TWIN ARROWS, Ariz. — Navajo Nation President Russell Begaye told the U.S. Department of Health and Human Services (HHS) that a Navajo owned and operated Managed Care Organization (MCO) is needed to expand the nation’s current health system.
Begaye met with HHS directors during a Navajo Regional tribal consultation that was held at the Twin Arrows Conference Center June 26. The purpose of the consultation was for HHS to hear the tribe’s priority health concerns.
Begaye prefaced his address by reiterating the federal government’s responsibility in upholding the contractual agreements of the treaties they’ve entered into with Native American nations.
“When we talk about improving the health of the nation, it’s based on the treaty agreement we’ve made with the federal government,” Begaye said. “When we speak about improving programs, budgets, facilities and personnel, we are speaking based on the agreement that we’ve made with the government. We come to the table as one of the 300 treaty tribes.”
In working toward the goal of establishing a valued and effective Navajo health system, Begaye said the Nation is developing a medical school in collaboration with the Burrell School of Osteopathic Medicine. Studies show that medical students are more inclined to work where they’ve completed their residency program.
“The goal of this school is for medical students to fulfill their clinical work requirements at an Indian Health Services (IHS) hospital,” Begaye said. “We are asking IHS to develop a residency program at all IHS hospitals. We need your support in this to optimize long term health care employment in our hospitals.”
The level of health care services that the Navajo Nation needs to deliver is equivalent to the level provided by outside healthcare facilities. However, adequate specialty care isn’t available across the Nation. In addition to developing a workforce of medical physicians, the Navajo Nation is moving to expand specialty care services to include oncology, cardiology, 24/7 clinics and pediatrics.
To build these specialty facilities, the nation is implementing its own Managed Care Organization (MCO), initially addressing its membership in New Mexico. By managing Medicaid coverage for Navajo tribal members in New Mexico, the Navajo Nation stands to capture millions in Medicaid reimbursements that currently go to outside healthcare facilities in New Mexico.
“In our conversations with Congress on the New Mexico side, we’ve established that they will drop legislation on our behalf to help implement this Navajo owned and operated MCO,” Begaye said. “The amount of revenue that this venture can produce for the Nation will be reinvested in developing the programs we need to address the existing health disparities.”
Begaye clarified that the Navajo MCO is specifically for Navajo tribal members and is not an attempt to assume health benefits of non-Navajo tribal members. Although there will be provisions for non-tribal members to opt into the Navajo MCO, those provisions are to accommodate non-tribal members who live on the Nation or in counties where Navajo health facilities exist.

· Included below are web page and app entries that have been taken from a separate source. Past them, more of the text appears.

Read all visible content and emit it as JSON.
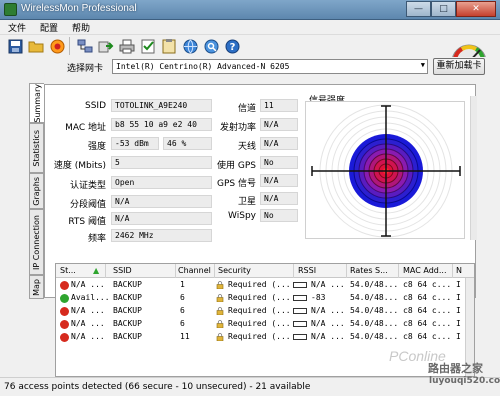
{
  "window": {
    "title": "WirelessMon Professional"
  },
  "menu": [
    "文件",
    "配置",
    "帮助"
  ],
  "toolbar": {
    "icons": [
      "save-icon",
      "open-folder-icon",
      "record-icon",
      "network-icon",
      "export-icon",
      "print-icon",
      "checklist-icon",
      "clipboard-icon",
      "globe-icon",
      "globe-search-icon",
      "help-icon"
    ]
  },
  "adapter": {
    "label": "选择网卡",
    "value": "Intel(R) Centrino(R) Advanced-N 6205",
    "reload_label": "重新加载卡"
  },
  "tabs": [
    "Summary",
    "Statistics",
    "Graphs",
    "IP Connection",
    "Map"
  ],
  "summary": {
    "left": [
      {
        "label": "SSID",
        "value": "TOTOLINK_A9E240"
      },
      {
        "label": "MAC 地址",
        "value": "b8 55 10 a9 e2 40"
      },
      {
        "label": "强度",
        "value": "-53 dBm",
        "value2": "46 %"
      },
      {
        "label": "速度 (Mbits)",
        "value": "5"
      },
      {
        "label": "认证类型",
        "value": "Open"
      },
      {
        "label": "分段阈值",
        "value": "N/A"
      },
      {
        "label": "RTS 阈值",
        "value": "N/A"
      },
      {
        "label": "频率",
        "value": "2462 MHz"
      }
    ],
    "right": [
      {
        "label": "信道",
        "value": "11"
      },
      {
        "label": "发射功率",
        "value": "N/A"
      },
      {
        "label": "天线",
        "value": "N/A"
      },
      {
        "label": "使用 GPS",
        "value": "No"
      },
      {
        "label": "GPS 信号",
        "value": "N/A"
      },
      {
        "label": "卫星",
        "value": "N/A"
      },
      {
        "label": "WiSpy",
        "value": "No"
      }
    ],
    "signal_title": "信号强度"
  },
  "table": {
    "columns": [
      "St...",
      "SSID",
      "Channel",
      "Security",
      "RSSI",
      "Rates S...",
      "MAC Add...",
      "N"
    ],
    "rows": [
      {
        "status": "N/A ...",
        "color": "#d62a1e",
        "ssid": "BACKUP",
        "channel": "1",
        "security": "Required (...",
        "rssi": "N/A ...",
        "rates": "54.0/48...",
        "mac": "c8 64 c...",
        "n": "I"
      },
      {
        "status": "Avail...",
        "color": "#2fa52f",
        "ssid": "BACKUP",
        "channel": "6",
        "security": "Required (...",
        "rssi": "-83",
        "rates": "54.0/48...",
        "mac": "c8 64 c...",
        "n": "I"
      },
      {
        "status": "N/A ...",
        "color": "#d62a1e",
        "ssid": "BACKUP",
        "channel": "6",
        "security": "Required (...",
        "rssi": "N/A ...",
        "rates": "54.0/48...",
        "mac": "c8 64 c...",
        "n": "I"
      },
      {
        "status": "N/A ...",
        "color": "#d62a1e",
        "ssid": "BACKUP",
        "channel": "6",
        "security": "Required (...",
        "rssi": "N/A ...",
        "rates": "54.0/48...",
        "mac": "c8 64 c...",
        "n": "I"
      },
      {
        "status": "N/A ...",
        "color": "#d62a1e",
        "ssid": "BACKUP",
        "channel": "11",
        "security": "Required (...",
        "rssi": "N/A ...",
        "rates": "54.0/48...",
        "mac": "c8 64 c...",
        "n": "I"
      }
    ]
  },
  "status_bar": "76 access points detected (66 secure - 10 unsecured) - 21 available",
  "watermark": {
    "brand": "PConline",
    "site_cn": "路由器之家",
    "site_url": "luyouqi520.com"
  },
  "colors": {
    "ring_outer": "#1a1ad8",
    "ring_mid": "#8a1bb0",
    "ring_inner": "#e0103a",
    "title_bar": "#6b93b8"
  }
}
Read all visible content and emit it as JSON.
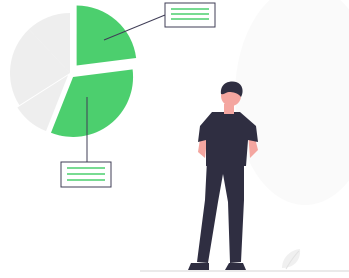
{
  "chart_data": {
    "type": "pie",
    "title": "",
    "slices": [
      {
        "value": 23,
        "color": "#4ccf6e"
      },
      {
        "value": 33,
        "color": "#4ccf6e"
      },
      {
        "value": 10,
        "color": "#eeeeee"
      },
      {
        "value": 22,
        "color": "#eeeeee"
      },
      {
        "value": 12,
        "color": "#eeeeee"
      }
    ]
  },
  "colors": {
    "accent": "#4ccf6e",
    "neutral": "#eeeeee",
    "outline": "#3f3d56",
    "skin": "#f4a6a0",
    "hair": "#2f2e41"
  },
  "icons": {
    "callout_top": "document-lines-icon",
    "callout_bottom": "document-lines-icon",
    "person": "person-illustration",
    "plant": "plant-leaf-icon"
  }
}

“We are taking a huge step in assuming Medicaid and we appreciate the ongoing support of HHS. We ask that HHS continue to support CMS in developing guidelines and regulations in the implementation of the Indian Managed Care (ARRA) legislation,” Begaye said. “We look forward to continuing working with the state to address concerns regarding the scope of the Navajo MCO. However, we are aggressively pursuing this vision and the MCO will be the first step to building our healthcare system.”
Begaye also advocated to HHS to ensure that current Navajo health care developments are on track like the hospitals in Dilkon, Bodaway-Gap and Pueblo Pintado.
“Navajo health care issues are vast and extensive. We want to make sure that our issues are addressed and we appreciate the opportunity to sit at the table today,” Begaye said.
Information provided by the Office of the President and Vice President